The Five Best Concerts in Miami This Weekend

New Order
New Order Photo by Nick Wilson
Take This to Your Grave. Though some of your favorite late-'90s and early-'00s bands no longer exist (ahem, Yellowcard and Motion City Soundtrack), Take This to Your Grave is trying to keep the spirit alive. The cover band regularly performs hits from the likes of New Found Glory, My Chemical Romance, and Fall Out Boy and seemingly everything emotional and angsty in between. Prepare to mosh and cry at the same time. 8 p.m. Friday, January 11, at Revolution Live, 100 SW Third Ave., Fort Lauderdale; 954-449-1025; Tickets cost $13.

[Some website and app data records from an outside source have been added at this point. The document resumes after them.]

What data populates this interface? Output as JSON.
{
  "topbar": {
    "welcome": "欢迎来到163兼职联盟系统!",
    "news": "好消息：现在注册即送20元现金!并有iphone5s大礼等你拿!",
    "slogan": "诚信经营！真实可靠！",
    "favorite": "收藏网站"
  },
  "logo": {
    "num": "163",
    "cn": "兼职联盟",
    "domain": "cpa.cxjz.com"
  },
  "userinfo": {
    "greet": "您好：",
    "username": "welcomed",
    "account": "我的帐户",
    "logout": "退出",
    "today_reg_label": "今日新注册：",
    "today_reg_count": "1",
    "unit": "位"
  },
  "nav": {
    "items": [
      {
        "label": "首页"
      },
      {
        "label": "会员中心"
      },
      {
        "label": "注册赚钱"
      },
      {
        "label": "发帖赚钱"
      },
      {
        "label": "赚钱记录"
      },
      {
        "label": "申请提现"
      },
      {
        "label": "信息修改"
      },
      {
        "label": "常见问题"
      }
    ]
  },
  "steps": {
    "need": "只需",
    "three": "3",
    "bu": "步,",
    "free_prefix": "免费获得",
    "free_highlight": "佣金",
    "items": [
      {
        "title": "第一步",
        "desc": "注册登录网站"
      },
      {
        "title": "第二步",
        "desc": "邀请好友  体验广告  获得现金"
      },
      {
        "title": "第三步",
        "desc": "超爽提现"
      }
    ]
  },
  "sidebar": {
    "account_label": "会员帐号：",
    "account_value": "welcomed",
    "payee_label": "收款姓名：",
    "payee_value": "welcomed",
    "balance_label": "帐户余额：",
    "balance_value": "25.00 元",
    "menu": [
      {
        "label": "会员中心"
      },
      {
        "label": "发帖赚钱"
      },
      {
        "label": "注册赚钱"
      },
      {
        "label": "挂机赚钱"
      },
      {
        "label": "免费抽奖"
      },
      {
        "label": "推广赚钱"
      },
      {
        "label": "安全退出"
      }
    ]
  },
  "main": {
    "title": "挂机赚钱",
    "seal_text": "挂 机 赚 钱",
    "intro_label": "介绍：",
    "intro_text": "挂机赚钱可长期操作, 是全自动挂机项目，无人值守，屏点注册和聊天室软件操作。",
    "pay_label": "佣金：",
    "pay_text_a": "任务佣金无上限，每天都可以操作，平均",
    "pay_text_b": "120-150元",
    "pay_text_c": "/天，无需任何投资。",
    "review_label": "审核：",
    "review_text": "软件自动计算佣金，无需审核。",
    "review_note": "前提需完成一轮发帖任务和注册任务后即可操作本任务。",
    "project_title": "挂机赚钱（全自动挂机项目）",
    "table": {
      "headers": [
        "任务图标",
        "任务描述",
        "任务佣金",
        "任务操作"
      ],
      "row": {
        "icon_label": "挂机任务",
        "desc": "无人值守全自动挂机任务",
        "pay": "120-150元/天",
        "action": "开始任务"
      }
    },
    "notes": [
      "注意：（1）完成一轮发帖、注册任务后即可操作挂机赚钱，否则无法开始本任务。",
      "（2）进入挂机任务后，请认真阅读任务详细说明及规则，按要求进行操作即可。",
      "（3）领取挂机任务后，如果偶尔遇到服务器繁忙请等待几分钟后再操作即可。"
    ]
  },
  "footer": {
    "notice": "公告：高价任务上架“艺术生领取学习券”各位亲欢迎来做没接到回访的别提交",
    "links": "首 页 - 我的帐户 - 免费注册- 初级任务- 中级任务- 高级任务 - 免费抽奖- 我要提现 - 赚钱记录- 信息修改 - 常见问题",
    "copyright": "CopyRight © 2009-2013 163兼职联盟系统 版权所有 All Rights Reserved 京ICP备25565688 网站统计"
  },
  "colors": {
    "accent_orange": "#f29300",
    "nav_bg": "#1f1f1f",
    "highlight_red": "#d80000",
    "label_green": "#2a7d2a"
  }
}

WynCarib. WynCarib has become a monthly ritual at the Wynwood Yard. Every second Saturday, the eclectic outdoor space offers cultural tunes and yummy grub at this event. WynCarib will turn two years old this Saturday, and it's time to party. Eccentrix Sound, Doctor Esan, and Neil Dyer will provide the jams. Ladies get in free with an Eventbrite RSVP. 11 p.m. to 3 a.m. Saturday, January 12, at the Wynwood Yard, 56 NW 29th St., Miami; 305-351-0366; Ladies get in free with RSVP via; tickets cost $10 for men.

Kaskade. Chicago-bred DJ Kaskade, born Ryan Raddon, apparently was so hot at one point he was raking in $200,000 a gig — more than most people make in four years. Chew on that for a sec. Then plan to see him live at LIV this weekend. Sure, he was just in town during Miami Art Week spinning at Soho Studios for the Blnk Cnvs event, but we all know LIV offers a unique party experience. You'll be drinking in those house beats all night long. Just cross your fingers he doesn't play anything from his 2017 holiday album, Kaskade Christmas. 11 p.m. Saturday, January 12, at LIV, 4441 Collins Ave., Miami Beach; 305-674-4680; Tickets cost $40.

New Order. Released 35 years ago last May, New Order's iconic LP Power, Corruption & Lies wasn't the influential English band's first album. But the sophomore effort marked the group's clear transition from its moody punk origins as Joy Division to an extroverted, effervescent dance act. A pioneer of postpunk, electro-pop, proto-rave, dance-rock, and a whole umbrella of enduring club styles, New Order has been credited with "inventing the '80s" and "changing music forever." Shortly after Joy Division suffered the loss of lead singer Ian Curtis to suicide in 1980, New Order formed from the ashes, fusing New Wave aesthetics with the textured synth sounds of underground dance music, and went on to huge success. Read more of "How New Order Pioneered the Sound and Image of Alternative Dance Music," and check out the afterparty at the Anderson (info listed after the concert details below). 8:30 p.m. Saturday, January 12, at the Fillmore Miami Beach, 1700 Washington Ave., Miami Beach; 305-673-7300; Tickets are sold out. And True Faith: A New Order After Party: With Ordinary Boys, 11:30 p.m. Saturday, January 12, at the Anderson, 709 NE 79th St., Miami, 305-757-3368; Admission is free.

Gender Blender. If you haven't yet made it to Gender Blender, New Times' 2018 pick for Best LGBTQ Party, you should add attending the monthly event to your 2019 resolutions. January's edition will include performances by South Florida queer artists such as Jackie Jae and King Femme. Dress as your truest self and join the party. 10 p.m. Sunday, January 13, at Las Rosas, 2898 NW Seventh Ave., Miami; Admission is free.
KEEP MIAMI NEW TIMES FREE... Since we started Miami New Times, it has been defined as the free, independent voice of Miami, and we'd like to keep it that way. With local media under siege, it's more important than ever for us to rally support behind funding our local journalism. You can help by participating in our "I Support" program, allowing us to keep offering readers access to our incisive coverage of local news, food and culture with no paywalls.
Liz Tracy has written for publications such as the New York Times, the Atlantic, Refinery29, W, Glamour, and, of course, Miami New Times. She was New Times Broward-Palm Beach's music editor for three years. Now she plays one mean monster with her 2-year-old son and obsessively watches British mysteries.
Contact: Liz Tracy